Indonesian Students Accused Of Spying On West Papua Activists


West Papua independence activists have accused Indonesian students of spying on behalf of the Indonesian Government, with one advocate saying it has become blatant.

The self-declared Federal Republic of West Papua opened its first office in Melbourne earlier this year. The FRWP was formed at the 3rd Papua Congress in October 2011 where a President and Prime Minister were elected.

Both the President Forkorous Yaboisembut and Prime Minister Edison Waromi were incarcerated by Indonesia for three years on subversion charges following the formation, according to the FRWP’s official website.
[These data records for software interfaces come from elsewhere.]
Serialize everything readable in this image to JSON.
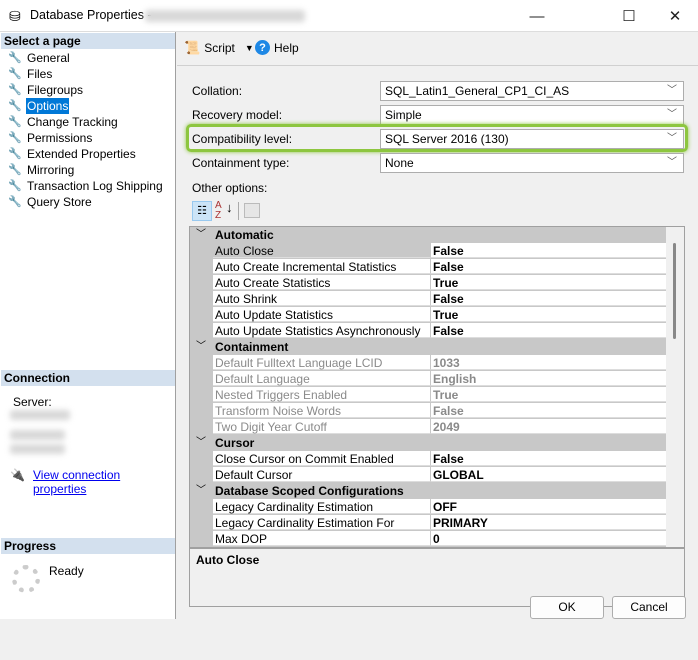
{
  "window": {
    "title": "Database Properties -",
    "icon": "database-icon"
  },
  "left": {
    "select_header": "Select a page",
    "pages": [
      "General",
      "Files",
      "Filegroups",
      "Options",
      "Change Tracking",
      "Permissions",
      "Extended Properties",
      "Mirroring",
      "Transaction Log Shipping",
      "Query Store"
    ],
    "selected": "Options",
    "connection_header": "Connection",
    "server_label": "Server:",
    "view_connection_link": "View connection properties",
    "progress_header": "Progress",
    "progress_status": "Ready"
  },
  "toolbar": {
    "script": "Script",
    "help": "Help"
  },
  "form": {
    "collation_label": "Collation:",
    "collation": "SQL_Latin1_General_CP1_CI_AS",
    "recovery_label": "Recovery model:",
    "recovery": "Simple",
    "compat_label": "Compatibility level:",
    "compat": "SQL Server 2016 (130)",
    "containment_label": "Containment type:",
    "containment": "None",
    "other_label": "Other options:",
    "highlight_color": "#8dc63f"
  },
  "grid": {
    "automatic": "Automatic",
    "auto": [
      [
        "Auto Close",
        "False"
      ],
      [
        "Auto Create Incremental Statistics",
        "False"
      ],
      [
        "Auto Create Statistics",
        "True"
      ],
      [
        "Auto Shrink",
        "False"
      ],
      [
        "Auto Update Statistics",
        "True"
      ],
      [
        "Auto Update Statistics Asynchronously",
        "False"
      ]
    ],
    "containment": "Containment",
    "cont": [
      [
        "Default Fulltext Language LCID",
        "1033"
      ],
      [
        "Default Language",
        "English"
      ],
      [
        "Nested Triggers Enabled",
        "True"
      ],
      [
        "Transform Noise Words",
        "False"
      ],
      [
        "Two Digit Year Cutoff",
        "2049"
      ]
    ],
    "cursor": "Cursor",
    "cur": [
      [
        "Close Cursor on Commit Enabled",
        "False"
      ],
      [
        "Default Cursor",
        "GLOBAL"
      ]
    ],
    "dsc": "Database Scoped Configurations",
    "dscr": [
      [
        "Legacy Cardinality Estimation",
        "OFF"
      ],
      [
        "Legacy Cardinality Estimation For Secondary",
        "PRIMARY"
      ],
      [
        "Max DOP",
        "0"
      ]
    ]
  },
  "description": "Auto Close",
  "buttons": {
    "ok": "OK",
    "cancel": "Cancel"
  }
}
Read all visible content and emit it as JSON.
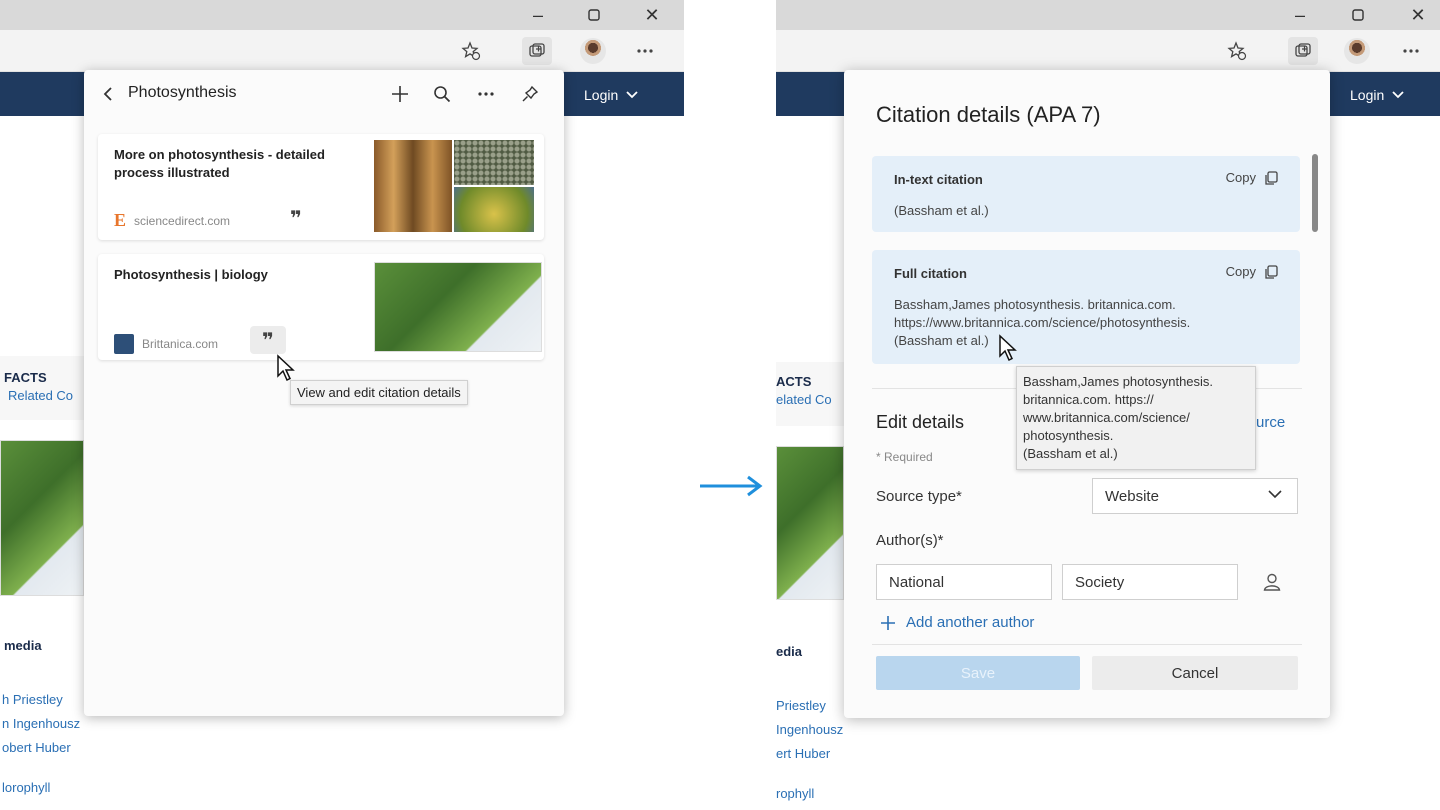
{
  "left_screen": {
    "login_label": "Login",
    "collections": {
      "title": "Photosynthesis",
      "items": [
        {
          "title": "More on photosynthesis - detailed process illustrated",
          "source": "sciencedirect.com",
          "source_icon": "E"
        },
        {
          "title": "Photosynthesis | biology",
          "source": "Brittanica.com"
        }
      ],
      "tooltip": "View and edit citation details"
    },
    "background": {
      "facts": "FACTS",
      "related": "Related Co",
      "media": "media",
      "links": [
        "h Priestley",
        "n Ingenhousz",
        "obert Huber",
        "lorophyll"
      ]
    }
  },
  "right_screen": {
    "login_label": "Login",
    "citation": {
      "title": "Citation details (APA 7)",
      "in_text": {
        "label": "In-text citation",
        "copy_label": "Copy",
        "text": "(Bassham et al.)"
      },
      "full": {
        "label": "Full citation",
        "copy_label": "Copy",
        "line1": "Bassham,James photosynthesis. britannica.com.",
        "line2": "https://www.britannica.com/science/photosynthesis.",
        "line3": "(Bassham et al.)"
      },
      "tooltip_lines": [
        "Bassham,James photosynthesis.",
        "britannica.com. https://",
        "www.britannica.com/science/",
        "photosynthesis.",
        "(Bassham et al.)"
      ],
      "edit_title": "Edit details",
      "source_link": "urce",
      "required_note": "* Required",
      "source_type_label": "Source type*",
      "source_type_value": "Website",
      "authors_label": "Author(s)*",
      "author_first": "National",
      "author_last": "Society",
      "add_author": "Add another author",
      "save_label": "Save",
      "cancel_label": "Cancel"
    },
    "background": {
      "facts": "ACTS",
      "related": "elated Co",
      "media": "edia",
      "links": [
        "Priestley",
        "Ingenhousz",
        "ert Huber",
        "rophyll"
      ]
    }
  },
  "colors": {
    "site_nav": "#1f3a5f",
    "citation_box": "#e4eff9",
    "link": "#2a6fb4",
    "flow_arrow": "#1f8fdc"
  }
}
The resource-rich province of West Papua has been under Indonesian rule since the departure of the Netherlands in the 60s. There has been continual allegations of human rights violations by the Indonesian military and police, news of which is often hindered by a foreign media ban and intimidation of local activists and journalists.

Last night, ABC’s Lateline programme aired allegations of Indonesian student spies at the opening of the Melbourne branch – where the free West Papua movement is strongest.

The gathering attracted three Indonesian post-graduate students who admitted they were providing information to the Indonesian embassy, West Papuan Foreign Minister Jacob Rumbiak told Lateline.

“(One of the men) explained that he’s… studying a PhD at a Melbourne uni and also he works in the Department of Foreign Affairs, so he works at the government of Indonesia office,” Mr Rumbiak told Lateline.

The men also took a photo of the office.

Mr Rumbiak also told the program the FRWP website had been attacked twice and he believes, based on ISP data, that it came from Jakarta.

Foreign Minister of the FRWP, Jacob Rumbiak, pictured on ABC Lateline last night.

West Papuan independence advocate Peter Woods told the program the surveillance had been well-known for years.

“It seems to be very blatant. It’s well known amongst the activist community in Australia that this does go on. It seems overt and not very subtle,” Mr Woods told the program.

The Indonesian embassy told Lateline it “does not assign its students studying in Australia, or anywhere, to collect or gather information from any sources. The possibility of Indonesian students’ presence at open-to-public events, including Papua-related ones, might relate to their studies or personal interests”.

Launched in 2004, New Matilda is one of Australia's oldest online independent publications. It's focus is on investigative journalism and analysis, with occasional smart arsery thrown in for reasons of sanity. New Matilda is owned and edited by Walkley Award and Human Rights Award winning journalist Chris Graham.